Return the records word for word. Pictures do not belong in the copy.

Material for the task.
************

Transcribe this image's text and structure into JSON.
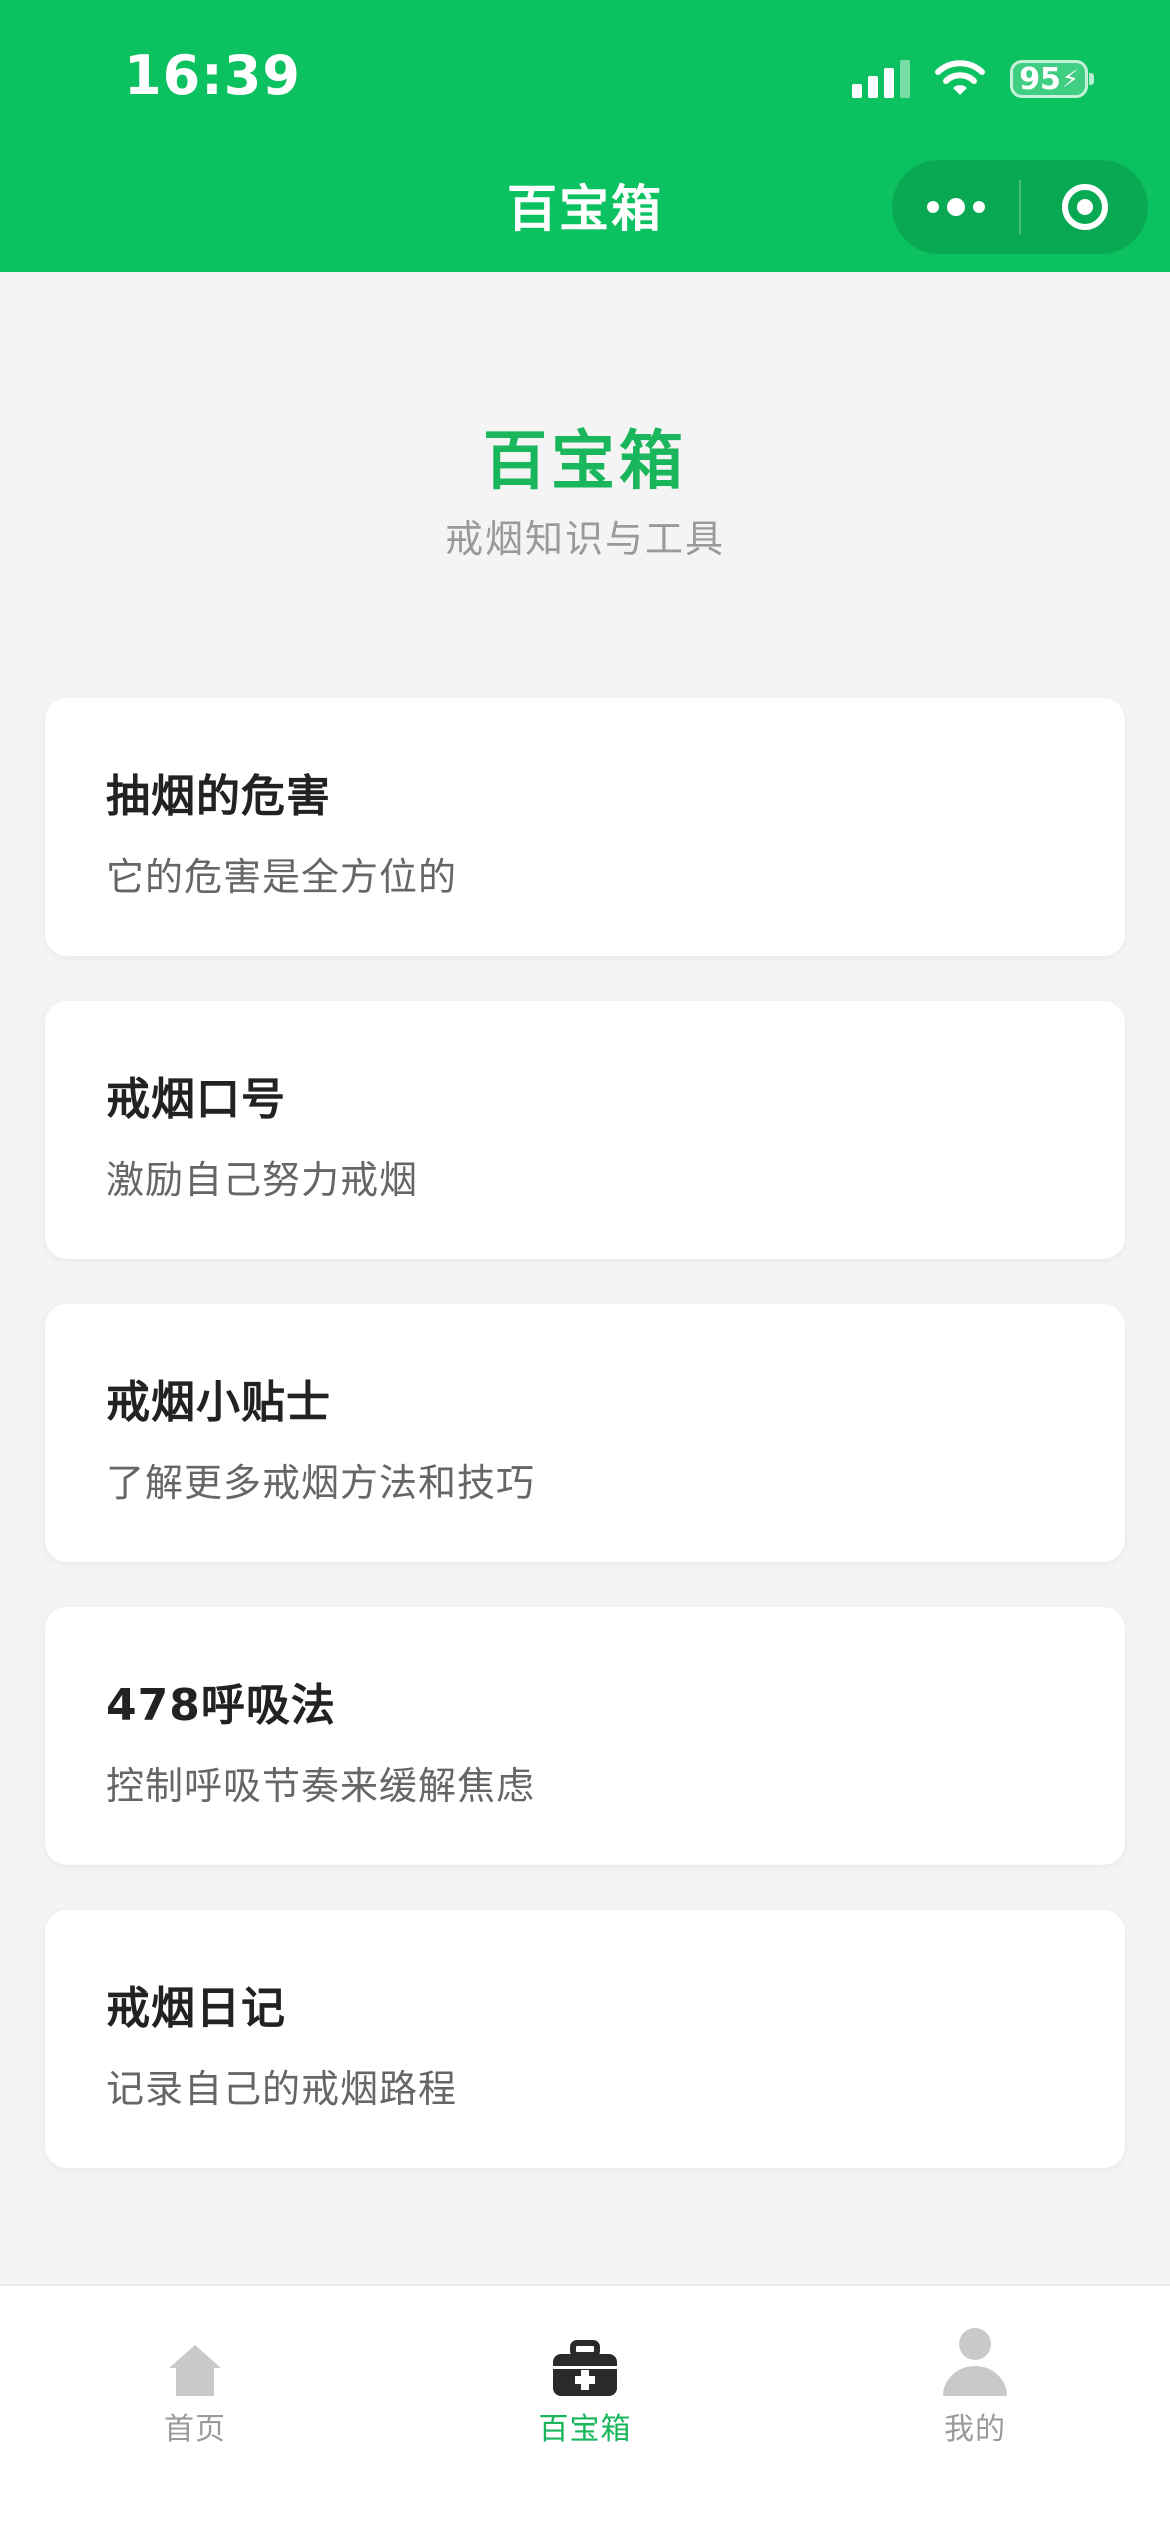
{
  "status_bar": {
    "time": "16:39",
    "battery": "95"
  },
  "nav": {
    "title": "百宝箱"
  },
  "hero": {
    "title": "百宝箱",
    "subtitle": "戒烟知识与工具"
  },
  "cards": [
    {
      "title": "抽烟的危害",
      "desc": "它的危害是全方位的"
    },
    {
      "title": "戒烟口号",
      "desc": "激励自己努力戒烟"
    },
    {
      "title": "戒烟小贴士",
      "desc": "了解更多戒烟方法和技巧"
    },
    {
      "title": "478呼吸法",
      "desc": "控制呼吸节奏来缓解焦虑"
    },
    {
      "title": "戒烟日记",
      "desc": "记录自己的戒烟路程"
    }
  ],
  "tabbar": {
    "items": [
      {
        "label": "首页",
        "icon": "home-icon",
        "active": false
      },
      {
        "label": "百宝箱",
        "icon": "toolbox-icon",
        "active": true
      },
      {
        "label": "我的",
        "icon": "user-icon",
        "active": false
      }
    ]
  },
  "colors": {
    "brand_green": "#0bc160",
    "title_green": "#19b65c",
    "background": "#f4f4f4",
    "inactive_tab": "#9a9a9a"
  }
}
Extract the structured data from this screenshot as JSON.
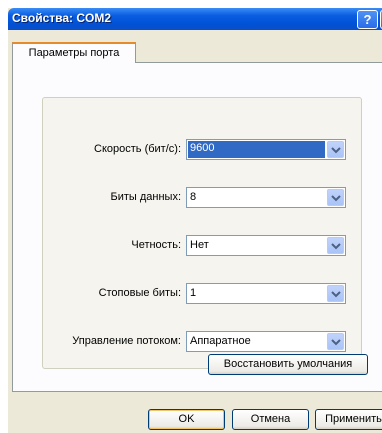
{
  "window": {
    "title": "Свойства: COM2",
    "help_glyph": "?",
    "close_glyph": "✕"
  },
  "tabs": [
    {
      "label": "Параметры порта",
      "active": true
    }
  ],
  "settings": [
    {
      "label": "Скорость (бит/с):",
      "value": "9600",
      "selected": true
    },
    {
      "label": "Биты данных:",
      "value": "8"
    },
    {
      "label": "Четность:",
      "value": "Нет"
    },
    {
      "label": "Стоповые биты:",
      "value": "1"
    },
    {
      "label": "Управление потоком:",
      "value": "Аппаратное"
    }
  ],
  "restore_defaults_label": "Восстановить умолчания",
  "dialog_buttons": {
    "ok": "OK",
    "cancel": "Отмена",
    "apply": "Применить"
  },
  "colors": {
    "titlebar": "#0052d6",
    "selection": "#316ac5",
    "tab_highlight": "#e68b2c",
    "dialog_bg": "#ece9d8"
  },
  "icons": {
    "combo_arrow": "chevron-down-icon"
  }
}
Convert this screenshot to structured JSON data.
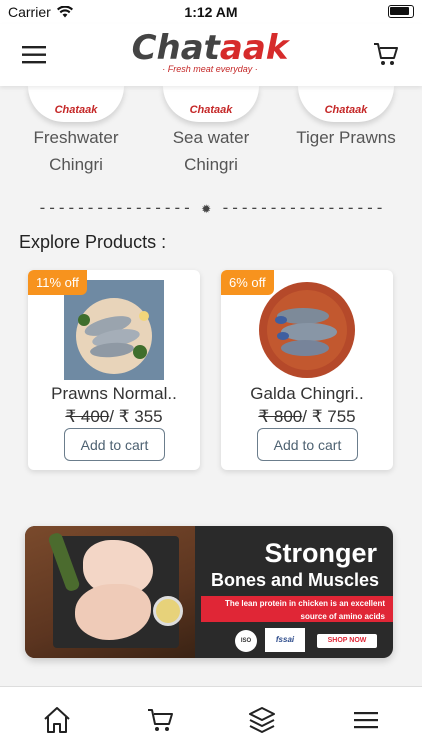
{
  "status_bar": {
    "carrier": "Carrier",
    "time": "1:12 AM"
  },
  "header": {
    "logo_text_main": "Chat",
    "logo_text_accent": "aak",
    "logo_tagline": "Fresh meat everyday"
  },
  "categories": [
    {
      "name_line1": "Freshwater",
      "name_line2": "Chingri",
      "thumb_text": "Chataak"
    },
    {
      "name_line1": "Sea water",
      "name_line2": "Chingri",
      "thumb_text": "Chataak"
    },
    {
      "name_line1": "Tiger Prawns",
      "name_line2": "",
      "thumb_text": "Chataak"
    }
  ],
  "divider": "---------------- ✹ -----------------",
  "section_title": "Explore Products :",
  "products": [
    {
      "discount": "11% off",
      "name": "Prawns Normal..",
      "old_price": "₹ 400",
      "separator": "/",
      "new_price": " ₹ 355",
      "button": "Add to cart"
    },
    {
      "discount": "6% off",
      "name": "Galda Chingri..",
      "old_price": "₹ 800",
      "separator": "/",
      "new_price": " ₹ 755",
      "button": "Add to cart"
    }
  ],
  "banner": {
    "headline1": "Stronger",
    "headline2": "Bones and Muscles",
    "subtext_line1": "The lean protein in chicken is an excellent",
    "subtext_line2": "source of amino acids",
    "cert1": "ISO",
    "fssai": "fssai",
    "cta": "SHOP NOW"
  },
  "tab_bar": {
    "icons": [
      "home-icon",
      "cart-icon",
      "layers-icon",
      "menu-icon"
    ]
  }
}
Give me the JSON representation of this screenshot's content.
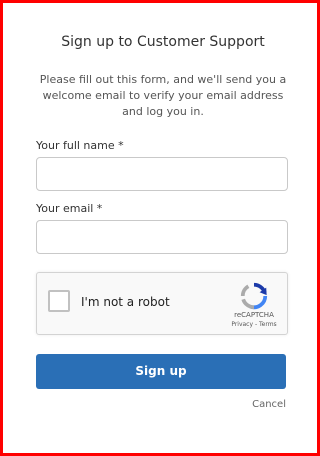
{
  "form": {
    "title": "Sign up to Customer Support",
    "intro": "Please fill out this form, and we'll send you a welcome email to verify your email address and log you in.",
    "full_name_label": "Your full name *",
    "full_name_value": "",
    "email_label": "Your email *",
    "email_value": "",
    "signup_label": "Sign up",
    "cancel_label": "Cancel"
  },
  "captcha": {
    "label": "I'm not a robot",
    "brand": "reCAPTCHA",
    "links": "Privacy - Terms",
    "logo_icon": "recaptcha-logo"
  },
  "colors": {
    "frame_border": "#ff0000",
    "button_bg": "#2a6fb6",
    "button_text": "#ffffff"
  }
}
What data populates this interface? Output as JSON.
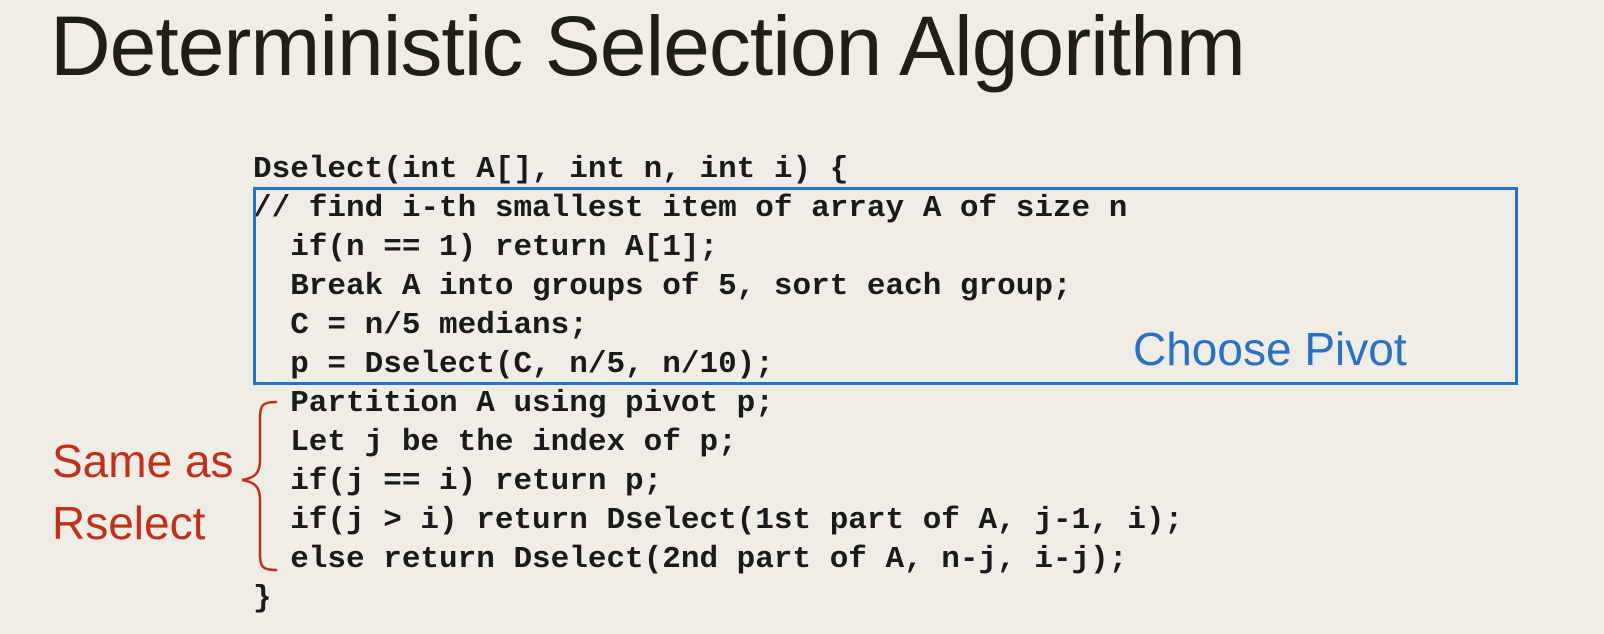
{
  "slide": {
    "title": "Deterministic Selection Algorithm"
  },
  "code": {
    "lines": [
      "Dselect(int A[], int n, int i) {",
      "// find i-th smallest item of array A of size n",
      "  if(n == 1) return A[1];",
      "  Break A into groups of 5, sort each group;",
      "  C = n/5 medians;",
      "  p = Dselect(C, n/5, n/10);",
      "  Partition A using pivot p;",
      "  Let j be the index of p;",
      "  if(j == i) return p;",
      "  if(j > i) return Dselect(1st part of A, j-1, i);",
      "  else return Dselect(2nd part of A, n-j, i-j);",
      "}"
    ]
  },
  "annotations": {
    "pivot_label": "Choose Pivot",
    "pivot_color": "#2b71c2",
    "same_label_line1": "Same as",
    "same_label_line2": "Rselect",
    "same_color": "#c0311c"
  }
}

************

Exercise solution.
Transcribe this image's text and structure into JSON.
{
  "status_bar": {
    "time": "16:39",
    "battery": "95"
  },
  "nav": {
    "title": "百宝箱"
  },
  "hero": {
    "title": "百宝箱",
    "subtitle": "戒烟知识与工具"
  },
  "cards": [
    {
      "title": "抽烟的危害",
      "desc": "它的危害是全方位的"
    },
    {
      "title": "戒烟口号",
      "desc": "激励自己努力戒烟"
    },
    {
      "title": "戒烟小贴士",
      "desc": "了解更多戒烟方法和技巧"
    },
    {
      "title": "478呼吸法",
      "desc": "控制呼吸节奏来缓解焦虑"
    },
    {
      "title": "戒烟日记",
      "desc": "记录自己的戒烟路程"
    }
  ],
  "tabbar": {
    "items": [
      {
        "label": "首页",
        "icon": "home-icon",
        "active": false
      },
      {
        "label": "百宝箱",
        "icon": "toolbox-icon",
        "active": true
      },
      {
        "label": "我的",
        "icon": "user-icon",
        "active": false
      }
    ]
  },
  "colors": {
    "brand_green": "#0bc160",
    "title_green": "#19b65c",
    "background": "#f4f4f4",
    "inactive_tab": "#9a9a9a"
  }
}
Extract the structured data from this screenshot as JSON.
{
  "window": {
    "title": "Свойства: COM2",
    "help_glyph": "?",
    "close_glyph": "✕"
  },
  "tabs": [
    {
      "label": "Параметры порта",
      "active": true
    }
  ],
  "settings": [
    {
      "label": "Скорость (бит/с):",
      "value": "9600",
      "selected": true
    },
    {
      "label": "Биты данных:",
      "value": "8"
    },
    {
      "label": "Четность:",
      "value": "Нет"
    },
    {
      "label": "Стоповые биты:",
      "value": "1"
    },
    {
      "label": "Управление потоком:",
      "value": "Аппаратное"
    }
  ],
  "restore_defaults_label": "Восстановить умолчания",
  "dialog_buttons": {
    "ok": "OK",
    "cancel": "Отмена",
    "apply": "Применить"
  },
  "colors": {
    "titlebar": "#0052d6",
    "selection": "#316ac5",
    "tab_highlight": "#e68b2c",
    "dialog_bg": "#ece9d8"
  },
  "icons": {
    "combo_arrow": "chevron-down-icon"
  }
}
Convert this screenshot to structured JSON data.
{
  "status_bar": {
    "carrier": "Carrier",
    "time": "1:12 AM"
  },
  "header": {
    "logo_text_main": "Chat",
    "logo_text_accent": "aak",
    "logo_tagline": "Fresh meat everyday"
  },
  "categories": [
    {
      "name_line1": "Freshwater",
      "name_line2": "Chingri",
      "thumb_text": "Chataak"
    },
    {
      "name_line1": "Sea water",
      "name_line2": "Chingri",
      "thumb_text": "Chataak"
    },
    {
      "name_line1": "Tiger Prawns",
      "name_line2": "",
      "thumb_text": "Chataak"
    }
  ],
  "divider": "---------------- ✹ -----------------",
  "section_title": "Explore Products :",
  "products": [
    {
      "discount": "11% off",
      "name": "Prawns Normal..",
      "old_price": "₹ 400",
      "separator": "/",
      "new_price": " ₹ 355",
      "button": "Add to cart"
    },
    {
      "discount": "6% off",
      "name": "Galda Chingri..",
      "old_price": "₹ 800",
      "separator": "/",
      "new_price": " ₹ 755",
      "button": "Add to cart"
    }
  ],
  "banner": {
    "headline1": "Stronger",
    "headline2": "Bones and Muscles",
    "subtext_line1": "The lean protein in chicken is an excellent",
    "subtext_line2": "source of amino acids",
    "cert1": "ISO",
    "fssai": "fssai",
    "cta": "SHOP NOW"
  },
  "tab_bar": {
    "icons": [
      "home-icon",
      "cart-icon",
      "layers-icon",
      "menu-icon"
    ]
  }
}
Give me the JSON representation of this screenshot's content.
{
  "form": {
    "title": "Sign up to Customer Support",
    "intro": "Please fill out this form, and we'll send you a welcome email to verify your email address and log you in.",
    "full_name_label": "Your full name *",
    "full_name_value": "",
    "email_label": "Your email *",
    "email_value": "",
    "signup_label": "Sign up",
    "cancel_label": "Cancel"
  },
  "captcha": {
    "label": "I'm not a robot",
    "brand": "reCAPTCHA",
    "links": "Privacy - Terms",
    "logo_icon": "recaptcha-logo"
  },
  "colors": {
    "frame_border": "#ff0000",
    "button_bg": "#2a6fb6",
    "button_text": "#ffffff"
  }
}
What data populates this interface? Output as JSON.
{
  "slide": {
    "title": "Deterministic Selection Algorithm"
  },
  "code": {
    "lines": [
      "Dselect(int A[], int n, int i) {",
      "// find i-th smallest item of array A of size n",
      "  if(n == 1) return A[1];",
      "  Break A into groups of 5, sort each group;",
      "  C = n/5 medians;",
      "  p = Dselect(C, n/5, n/10);",
      "  Partition A using pivot p;",
      "  Let j be the index of p;",
      "  if(j == i) return p;",
      "  if(j > i) return Dselect(1st part of A, j-1, i);",
      "  else return Dselect(2nd part of A, n-j, i-j);",
      "}"
    ]
  },
  "annotations": {
    "pivot_label": "Choose Pivot",
    "pivot_color": "#2b71c2",
    "same_label_line1": "Same as",
    "same_label_line2": "Rselect",
    "same_color": "#c0311c"
  }
}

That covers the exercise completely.